The woman has been locked in a custody battle with the man, who also has a history of domestic violence convictions. The two had agreed to try erotic asphyxiation and had discussed anal sex, but the woman said she hadn't consented to what she woke up to, which was anal penetration with a dildo.
The man was convicted of sexual assault, but then a higher court overturned his conviction, saying she had essentially consented to sexual activity before she blacked out. They framed it as an issue of not criminalizing adult activity, which is confused to say the least.
Now the case is before Canada's highest court. As The Toronto Star summarized it,
The court is being asked to determine whether a person can provide "advance" consent to sexual activity that will take place while they are unconscious — or whether consent ends when a person no longer has active control over their own body.
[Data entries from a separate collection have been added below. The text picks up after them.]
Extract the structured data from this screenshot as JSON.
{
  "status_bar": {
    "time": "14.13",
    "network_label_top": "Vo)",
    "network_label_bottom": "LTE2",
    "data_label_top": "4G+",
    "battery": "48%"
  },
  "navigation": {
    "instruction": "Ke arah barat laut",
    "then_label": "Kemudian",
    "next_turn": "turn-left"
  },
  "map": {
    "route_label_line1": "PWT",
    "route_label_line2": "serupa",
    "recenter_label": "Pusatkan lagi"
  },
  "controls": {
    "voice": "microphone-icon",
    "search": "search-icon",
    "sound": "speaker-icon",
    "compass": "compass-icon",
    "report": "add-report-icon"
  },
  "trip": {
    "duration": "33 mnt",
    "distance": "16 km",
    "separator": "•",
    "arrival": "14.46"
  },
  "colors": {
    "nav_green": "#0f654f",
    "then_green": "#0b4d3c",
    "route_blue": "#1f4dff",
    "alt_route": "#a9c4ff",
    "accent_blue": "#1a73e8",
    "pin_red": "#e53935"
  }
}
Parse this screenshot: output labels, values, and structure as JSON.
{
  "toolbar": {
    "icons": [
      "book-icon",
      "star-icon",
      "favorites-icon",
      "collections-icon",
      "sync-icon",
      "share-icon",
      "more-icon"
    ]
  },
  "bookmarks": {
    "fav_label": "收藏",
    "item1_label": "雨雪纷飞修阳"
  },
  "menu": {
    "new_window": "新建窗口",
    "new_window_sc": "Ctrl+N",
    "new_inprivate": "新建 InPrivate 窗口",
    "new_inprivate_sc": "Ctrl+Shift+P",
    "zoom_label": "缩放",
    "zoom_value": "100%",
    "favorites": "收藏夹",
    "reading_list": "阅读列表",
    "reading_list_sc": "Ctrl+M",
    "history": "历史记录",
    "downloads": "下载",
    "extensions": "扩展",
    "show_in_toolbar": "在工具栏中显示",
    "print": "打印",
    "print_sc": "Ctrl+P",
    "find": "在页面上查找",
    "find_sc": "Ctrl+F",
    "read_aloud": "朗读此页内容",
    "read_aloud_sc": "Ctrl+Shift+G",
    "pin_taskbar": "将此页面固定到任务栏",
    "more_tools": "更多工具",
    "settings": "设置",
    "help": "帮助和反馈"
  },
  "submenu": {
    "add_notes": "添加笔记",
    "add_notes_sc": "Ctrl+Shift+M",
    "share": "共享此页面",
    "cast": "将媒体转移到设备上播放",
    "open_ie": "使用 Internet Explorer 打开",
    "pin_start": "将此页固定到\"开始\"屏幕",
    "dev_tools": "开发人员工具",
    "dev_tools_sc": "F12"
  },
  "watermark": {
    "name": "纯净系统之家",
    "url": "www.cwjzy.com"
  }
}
Can we pick option B and call it a day? Is it really so hard to understand that consenting to one act — including one as risky as erotic asphyxiation — is not carte blanche to commit all others without enthusiastic participation? (This particular case is complicated by the woman's testimony; accounts differ, but at one point she said it wasn't consensual, and then retracted it.)
The director of the Women's Legal Education and Action Fund said, "This case has the potential to significantly change sexual assault law, and in a way will be potentially dangerous for the real lives of women." They worry that the precedent would put the burden on women to say they said no rather than the alleged perpetrators showing they said yes. The idea of advanced consent could also undo hard-fought victories to have marital rape recognized. I mean, couldn't you then argue that saying "I do" is a form of perpetual consent? How about just showing up?
Update: To clarify, the court is currently deliberating on whether it's possible to consent to sexual activity while unconscious. The facts of which acts the woman consented to are in dispute and contradictory. Read the decision here.
Image via Shutterstock.com/Carlos Caetano